Maybe we're confused about your question.... Actually, I just reread it and came up with a different, much more interesting, interpretation. Perhaps you want to compute the number of possible choices under a few constraints, rather than actually writing a program that simulates making those choices.
Originally Posted by gordoncom
Given n objects to bet on and k of those objects to select, there are (n choose k) different possible ways to make those selections. You gave the n=4, k=2 example (AB, AC, AD, BC, BD, CD) in your first post; there are 6 = (4 choose 2) of them. Here, "n choose k" is the binomial coefficient. It can be calculated using many libraries, or you could write your own function. The formula is...

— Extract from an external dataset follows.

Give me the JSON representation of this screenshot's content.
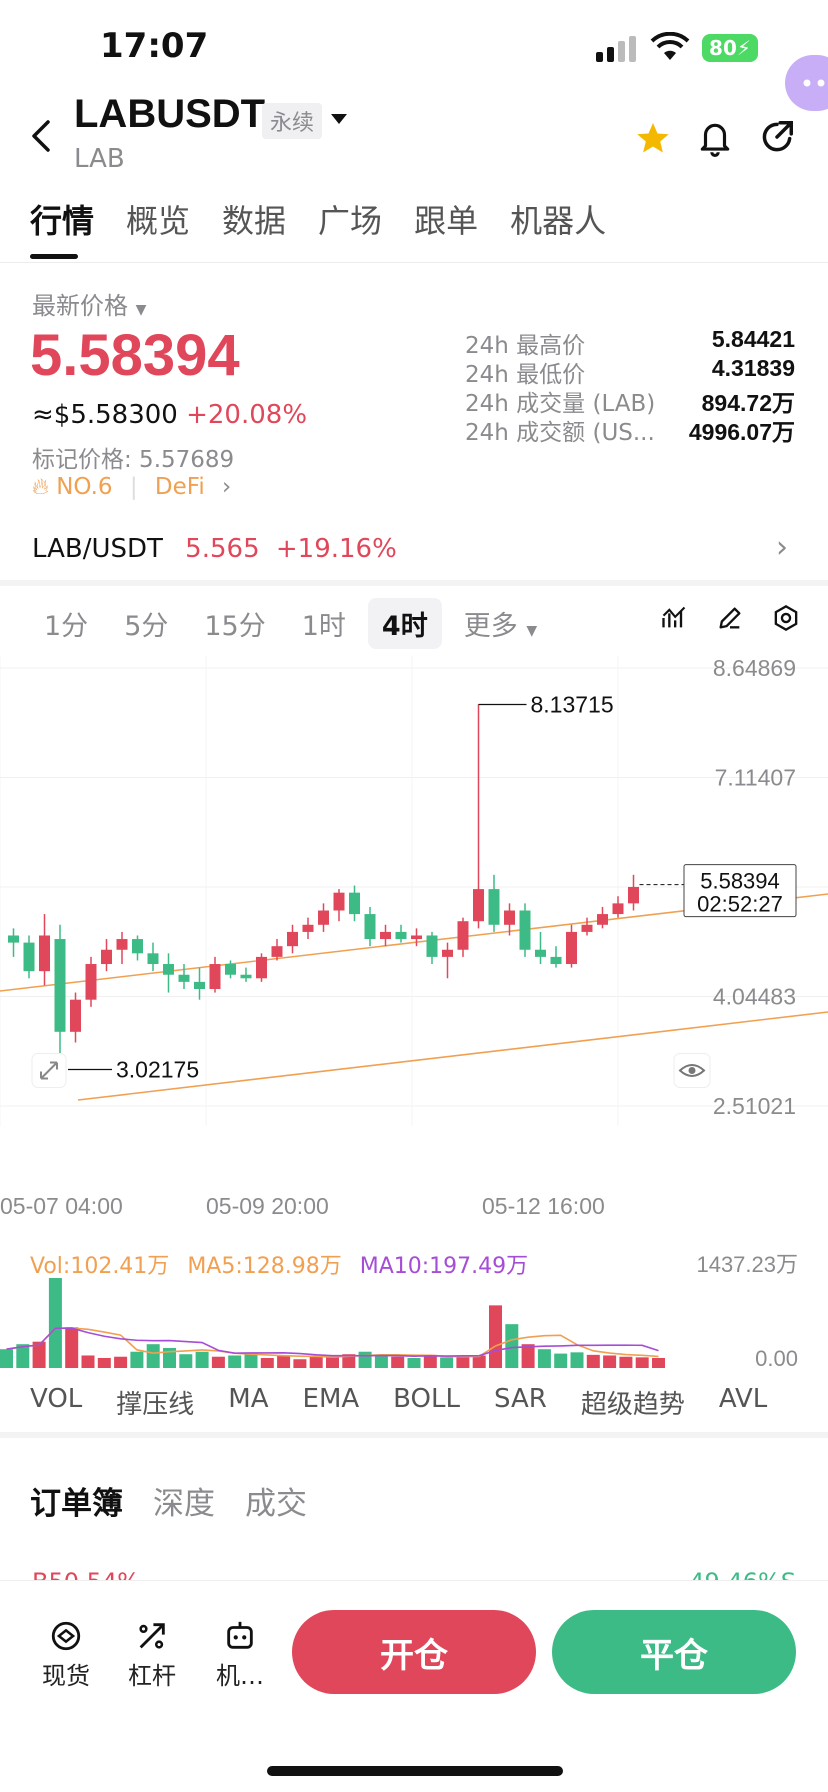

Note that 4 choose 2 = 4*3 / [2*1] = 6.
(n choose k) = n*(n-1)*...*(n-(k-1)) / [k*(k-1)*...*2*1]
Now, suppose that m of the original objects are taken away. Here your question becomes fuzzy again. What precisely do you want to calculate? "I need to be able to compute the changed multiples ie doubles trebles singles"--how many q-element selections are left, for each q between 1 and k? Distinct or not? For instance, with n=4, k=2, m=2, we can simulate the process by removing AB from ABCD:
AB -> empty
AC -> C
AD -> D
BC -> C
BD -> D
CD -> CD
So, for q=1, we have C or D (though these both occur twice; does that matter?), and for q=2 we have only CD. Wrapping this all up in a function f(n, k, m, q), we have f(4, 2, 2, 2) = 1 and f(4, 2, 2, 1) = 2 (or 4?). And you want a general formula for f so you don't have to brute force the situation? Let me think....
It boils down to picking a final arrangement after the objects are taken away and figuring out how many initial arrangements turn in to that final arrangement. Given a length q final arrangement, length k initial arrangements have to take away (k-q) objects just to get the length right. These of course must be chosen from the m total objects which get taken away. In all, (m choose k-q) initial arrangements hit the same final arrangement.
How many length q final arrangements are there? They must be chosen from the n-m remaining objects, so there are (n-m choose q) of them. The explicit form of f is then either
f_nodup(n, k, m, q) = (n-m choose q)
f_dup(n, k, m, q) = (n-m choose q) * (m choose k-q)
As a sanity check, try the n=5, k=3, m=2 case, again removing AB:
ABC -> C
ABD -> D
ABE -> E
ACD -> CD
ACE -> CE
ADE -> DE
BCD -> CD
BCE -> CE
BDE -> DE
CDE -> CDE
=> f_nodup(5, 3, 2, 1) = 3 [C, D, E]
=> f_dup(5, 3, 2, 1) = 3 [each appears once]
=> f_nodup(5, 3, 2, 2) = 3 [CD, CE, DE]
=> f_dup(5, 3, 2, 2) = 6 [each appears twice]
=> f_nodup(5, 3, 2, 3) = 1 [CDE]
=> f_dup(5, 3, 2, 3) = 1 [each appears once]
[I checked, and my formulae agree.]
Finally, a nice mathy point. When counting with duplicates, each initial arrangement was included precisely once, which gives us a roundabout method to compute the number of initial arrangements. Since this is by definition (n choose k), we have the formula
I just looked it up, and this is (the most important special case of a slightly rearranged version of) Vandermonde's identity. It was apparently known to a 14th century Chinese mathematician. The calculations above resulting in this formula constitute what's known as a combinatorial proof.
(n choose k) = sum for q from 0 to m of (n-m choose q) * (m choose k-q)